Now, they've got a new start-up called 6 River Systems that's bringing Amazon-grade technology to the broader warehouse and fulfillment industry.
E-commerce is expected to grow 12 percent this year in the U.S., and the demand for delivery is growing with it. To help warehouse workers carry their loads, 6 River Systems built a robot called Chuck.
The Chuck is essentially a self-driving cart that leads workers around a facility to the items that they need to pull off of shelves to fulfill a given order. It can also help workers quickly restock items that have been returned.
A screen on the Chuck shows users information about their own productivity during a shift, alerting them if they're close to achieving a personal best, for example. The idea is to motivate them to work as safely and efficiently as possible.
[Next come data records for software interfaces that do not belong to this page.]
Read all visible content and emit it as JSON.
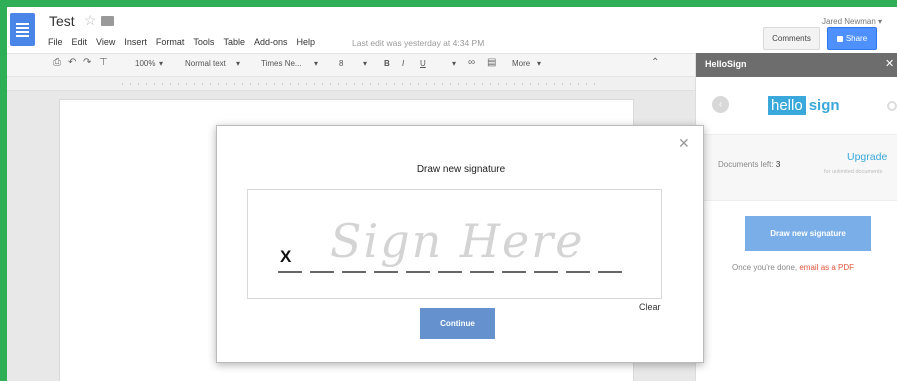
{
  "header": {
    "doc_title": "Test",
    "menu": [
      "File",
      "Edit",
      "View",
      "Insert",
      "Format",
      "Tools",
      "Table",
      "Add-ons",
      "Help"
    ],
    "last_edit": "Last edit was yesterday at 4:34 PM",
    "user_name": "Jared Newman",
    "comments_label": "Comments",
    "share_label": "Share"
  },
  "toolbar": {
    "zoom": "100%",
    "style": "Normal text",
    "font": "Times Ne...",
    "font_size": "8",
    "bold": "B",
    "italic": "I",
    "underline": "U",
    "more": "More"
  },
  "sidebar": {
    "title": "HelloSign",
    "logo_hello": "hello",
    "logo_sign": "sign",
    "documents_left_label": "Documents left:",
    "documents_left_value": "3",
    "upgrade_label": "Upgrade",
    "upgrade_sub": "for unlimited documents",
    "draw_button": "Draw new signature",
    "hint_prefix": "Once you're done,",
    "hint_link": "email as a PDF"
  },
  "modal": {
    "title": "Draw new signature",
    "sig_mark": "X",
    "sig_placeholder": "Sign Here",
    "clear_label": "Clear",
    "continue_label": "Continue"
  },
  "colors": {
    "accent_blue": "#4d90fe",
    "hellosign_blue": "#3aa8db",
    "link_red": "#e0563b",
    "border_green": "#2eaf57"
  }
}
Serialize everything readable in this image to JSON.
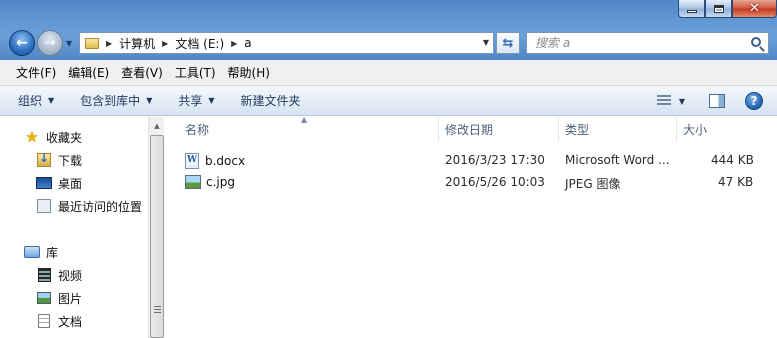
{
  "window": {
    "controls": {
      "minimize": "minimize",
      "maximize": "maximize",
      "close": "✕"
    }
  },
  "address": {
    "crumbs": [
      "计算机",
      "文档 (E:)",
      "a"
    ]
  },
  "search": {
    "placeholder": "搜索 a"
  },
  "menu": [
    "文件(F)",
    "编辑(E)",
    "查看(V)",
    "工具(T)",
    "帮助(H)"
  ],
  "commands": [
    "组织",
    "包含到库中",
    "共享",
    "新建文件夹"
  ],
  "navpane": {
    "favorites": {
      "title": "收藏夹",
      "items": [
        "下载",
        "桌面",
        "最近访问的位置"
      ]
    },
    "libraries": {
      "title": "库",
      "items": [
        "视频",
        "图片",
        "文档"
      ]
    }
  },
  "columns": {
    "name": "名称",
    "date": "修改日期",
    "type": "类型",
    "size": "大小"
  },
  "files": [
    {
      "name": "b.docx",
      "date": "2016/3/23 17:30",
      "type": "Microsoft Word ...",
      "size": "444 KB",
      "icon": "word-document-icon"
    },
    {
      "name": "c.jpg",
      "date": "2016/5/26 10:03",
      "type": "JPEG 图像",
      "size": "47 KB",
      "icon": "jpeg-image-icon"
    }
  ],
  "colors": {
    "accent": "#4f86c6",
    "command_text": "#1e395b",
    "header_text": "#4c607a"
  }
}
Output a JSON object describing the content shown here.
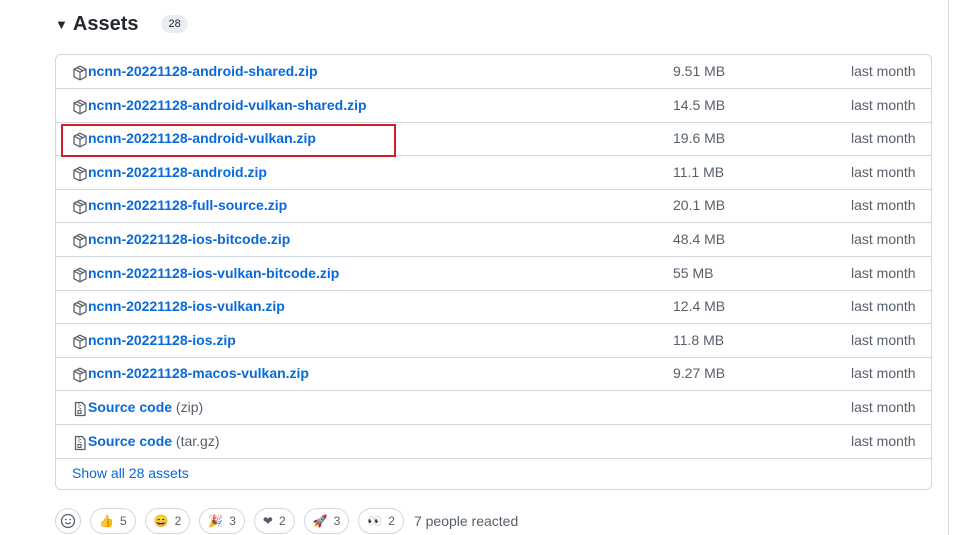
{
  "assets": {
    "title": "Assets",
    "count": "28",
    "items": [
      {
        "name": "ncnn-20221128-android-shared.zip",
        "size": "9.51 MB",
        "date": "last month",
        "icon": "package-icon"
      },
      {
        "name": "ncnn-20221128-android-vulkan-shared.zip",
        "size": "14.5 MB",
        "date": "last month",
        "icon": "package-icon"
      },
      {
        "name": "ncnn-20221128-android-vulkan.zip",
        "size": "19.6 MB",
        "date": "last month",
        "icon": "package-icon"
      },
      {
        "name": "ncnn-20221128-android.zip",
        "size": "11.1 MB",
        "date": "last month",
        "icon": "package-icon"
      },
      {
        "name": "ncnn-20221128-full-source.zip",
        "size": "20.1 MB",
        "date": "last month",
        "icon": "package-icon"
      },
      {
        "name": "ncnn-20221128-ios-bitcode.zip",
        "size": "48.4 MB",
        "date": "last month",
        "icon": "package-icon"
      },
      {
        "name": "ncnn-20221128-ios-vulkan-bitcode.zip",
        "size": "55 MB",
        "date": "last month",
        "icon": "package-icon"
      },
      {
        "name": "ncnn-20221128-ios-vulkan.zip",
        "size": "12.4 MB",
        "date": "last month",
        "icon": "package-icon"
      },
      {
        "name": "ncnn-20221128-ios.zip",
        "size": "11.8 MB",
        "date": "last month",
        "icon": "package-icon"
      },
      {
        "name": "ncnn-20221128-macos-vulkan.zip",
        "size": "9.27 MB",
        "date": "last month",
        "icon": "package-icon"
      }
    ],
    "source": [
      {
        "label": "Source code",
        "ext": "(zip)",
        "date": "last month",
        "icon": "file-zip-icon"
      },
      {
        "label": "Source code",
        "ext": "(tar.gz)",
        "date": "last month",
        "icon": "file-zip-icon"
      }
    ],
    "show_all": "Show all 28 assets"
  },
  "reactions": {
    "items": [
      {
        "emoji": "👍",
        "name": "thumbs-up",
        "count": "5"
      },
      {
        "emoji": "😄",
        "name": "laugh",
        "count": "2"
      },
      {
        "emoji": "🎉",
        "name": "hooray",
        "count": "3"
      },
      {
        "emoji": "❤",
        "name": "heart",
        "count": "2"
      },
      {
        "emoji": "🚀",
        "name": "rocket",
        "count": "3"
      },
      {
        "emoji": "👀",
        "name": "eyes",
        "count": "2"
      }
    ],
    "summary": "7 people reacted"
  },
  "colors": {
    "link": "#0969da",
    "muted": "#57606a",
    "border": "#d0d7de",
    "highlight": "#d0202a"
  }
}
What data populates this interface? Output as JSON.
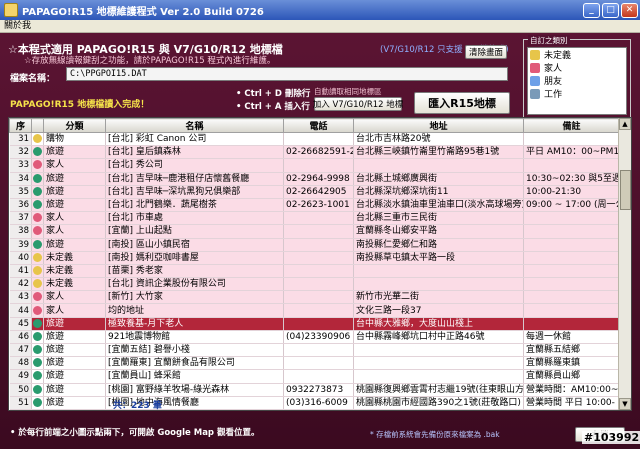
{
  "window": {
    "title": "PAPAGO!R15 地標維護程式 Ver 2.0 Build 0726"
  },
  "menu": {
    "items": [
      "關於我"
    ]
  },
  "header": {
    "line1": "☆本程式適用 PAPAGO!R15 與 V7/G10/R12 地標檔",
    "line1_note": "(V7/G10/R12 只支援 txt 檔格式)",
    "line2": "☆存放無線讀報鍵刮之功能，請於PAPAGO!R15 程式內進行維護。"
  },
  "buttons": {
    "clear": "清除畫面",
    "add_v7": "加入 V7/G10/R12 地標",
    "import": "匯入R15地標",
    "save": "存檔"
  },
  "file": {
    "label": "檔案名稱：",
    "value": "C:\\PPGPOI15.DAT"
  },
  "status": "PAPAGO!R15 地標檔讀入完成！",
  "hints": {
    "ctrl_d": "• Ctrl + D 刪除行",
    "ctrl_a": "• Ctrl + A 插入行",
    "auto": "自動讀取相同地標區"
  },
  "categories": {
    "legend": "自訂之類別",
    "items": [
      {
        "label": "未定義",
        "color": "#e7c54a"
      },
      {
        "label": "家人",
        "color": "#e05a7a"
      },
      {
        "label": "朋友",
        "color": "#6da0e8"
      },
      {
        "label": "工作",
        "color": "#7a9ab8"
      }
    ]
  },
  "table": {
    "headers": [
      "序",
      "",
      "分類",
      "名稱",
      "電話",
      "地址",
      "備註"
    ],
    "rows": [
      {
        "n": "31",
        "cat": "購物",
        "name": "[台北] 彩虹 Canon 公司",
        "phone": "",
        "addr": "台北市吉林路20號",
        "note": "",
        "icon": "#e7c54a",
        "style": ""
      },
      {
        "n": "32",
        "cat": "旅遊",
        "name": "[台北] 皇后鎮森林",
        "phone": "02-26682591-2",
        "addr": "台北縣三峽鎮竹崙里竹崙路95巷1號",
        "note": "平日 AM10：00~PM1",
        "icon": "#2a9b6e",
        "style": "pink"
      },
      {
        "n": "33",
        "cat": "家人",
        "name": "[台北] 秀公司",
        "phone": "",
        "addr": "",
        "note": "",
        "icon": "#e05a7a",
        "style": "pink"
      },
      {
        "n": "34",
        "cat": "旅遊",
        "name": "[台北] 吉早味─鹿港租仔店懷舊餐廳",
        "phone": "02-2964-9998",
        "addr": "台北縣土城鄉廣興街",
        "note": "10:30~02:30 與5至週",
        "icon": "#2a9b6e",
        "style": "pink"
      },
      {
        "n": "35",
        "cat": "旅遊",
        "name": "[台北] 吉早味─深坑黑狗兄俱樂部",
        "phone": "02-26642905",
        "addr": "台北縣深坑鄉深坑街11",
        "note": "10:00-21:30",
        "icon": "#2a9b6e",
        "style": "pink"
      },
      {
        "n": "36",
        "cat": "旅遊",
        "name": "[台北] 北門鶴樂．蔬尾樹茶",
        "phone": "02-2623-1001",
        "addr": "台北縣淡水鎮油車里油車口(淡水高球場旁)",
        "note": "09:00 ~ 17:00 (周一公",
        "icon": "#2a9b6e",
        "style": "pink"
      },
      {
        "n": "37",
        "cat": "家人",
        "name": "[台北] 市車處",
        "phone": "",
        "addr": "台北縣三重市三民街",
        "note": "",
        "icon": "#e05a7a",
        "style": "pink"
      },
      {
        "n": "38",
        "cat": "家人",
        "name": "[宜蘭] 上山起點",
        "phone": "",
        "addr": "宜蘭縣冬山鄉安平路",
        "note": "",
        "icon": "#e05a7a",
        "style": "pink"
      },
      {
        "n": "39",
        "cat": "旅遊",
        "name": "[南投] 區山小鎮民宿",
        "phone": "",
        "addr": "南投縣仁愛鄉仁和路",
        "note": "",
        "icon": "#2a9b6e",
        "style": "pink"
      },
      {
        "n": "40",
        "cat": "未定義",
        "name": "[南投] 媽利亞咖啡書屋",
        "phone": "",
        "addr": "南投縣草屯鎮太平路一段",
        "note": "",
        "icon": "#e7c54a",
        "style": "pink"
      },
      {
        "n": "41",
        "cat": "未定義",
        "name": "[苗栗] 秀老家",
        "phone": "",
        "addr": "",
        "note": "",
        "icon": "#e7c54a",
        "style": "pink"
      },
      {
        "n": "42",
        "cat": "未定義",
        "name": "[台北] 資訊企業股份有限公司",
        "phone": "",
        "addr": "",
        "note": "",
        "icon": "#e7c54a",
        "style": "pink"
      },
      {
        "n": "43",
        "cat": "家人",
        "name": "[新竹] 大竹家",
        "phone": "",
        "addr": "新竹市光華二街",
        "note": "",
        "icon": "#e05a7a",
        "style": "pink"
      },
      {
        "n": "44",
        "cat": "家人",
        "name": "均的地址",
        "phone": "",
        "addr": "文化三路一段37",
        "note": "",
        "icon": "#e05a7a",
        "style": "pink"
      },
      {
        "n": "45",
        "cat": "旅遊",
        "name": "極致養基-月下老人",
        "phone": "",
        "addr": "台中縣大雅鄉，大度山山棧上",
        "note": "",
        "icon": "#2a9b6e",
        "style": "selected"
      },
      {
        "n": "46",
        "cat": "旅遊",
        "name": "921地震博物館",
        "phone": "(04)23390906",
        "addr": "台中縣霧峰鄉坑口村中正路46號",
        "note": "每週一休館",
        "icon": "#2a9b6e",
        "style": ""
      },
      {
        "n": "47",
        "cat": "旅遊",
        "name": "[宜蘭五結] 碧譽小棧",
        "phone": "",
        "addr": "",
        "note": "宜蘭縣五結鄉",
        "icon": "#2a9b6e",
        "style": ""
      },
      {
        "n": "48",
        "cat": "旅遊",
        "name": "[宜蘭羅東] 宜蘭餅食品有限公司",
        "phone": "",
        "addr": "",
        "note": "宜蘭縣羅東鎮",
        "icon": "#2a9b6e",
        "style": ""
      },
      {
        "n": "49",
        "cat": "旅遊",
        "name": "[宜蘭員山] 蜂采館",
        "phone": "",
        "addr": "",
        "note": "宜蘭縣員山鄉",
        "icon": "#2a9b6e",
        "style": ""
      },
      {
        "n": "50",
        "cat": "旅遊",
        "name": "[桃園] 富野綠羊牧場-綠光森林",
        "phone": "0932273873",
        "addr": "桃園縣復興鄉雲霄村志繼19號(往東眼山方向)",
        "note": "營業時間：AM10:00~",
        "icon": "#2a9b6e",
        "style": ""
      },
      {
        "n": "51",
        "cat": "旅遊",
        "name": "[桃園] 地中海風情餐廳",
        "phone": "(03)316-6009",
        "addr": "桃園縣桃園市經國路390之1號(莊敬路口)",
        "note": "營業時間 平日 10:00-",
        "icon": "#2a9b6e",
        "style": ""
      }
    ],
    "total": "共：223 筆"
  },
  "footer": {
    "left": "• 於每行前端之小圖示點兩下，可開啟 Google Map 觀看位置。",
    "right": "* 存檔前系統會先備份原來檔案為 .bak"
  },
  "watermark": "#103992"
}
That's a good thing because the industry is actually facing a labor shortage in the U.S. Just 943,000 people worked in warehousing and storage in the U.S. last year, according to data from the Department of Labor. And they helped to pick and pack $394.8 billion worth of goods sold online, representing about 12 percent of total U.S. retail sales, according to Internet Retailer research.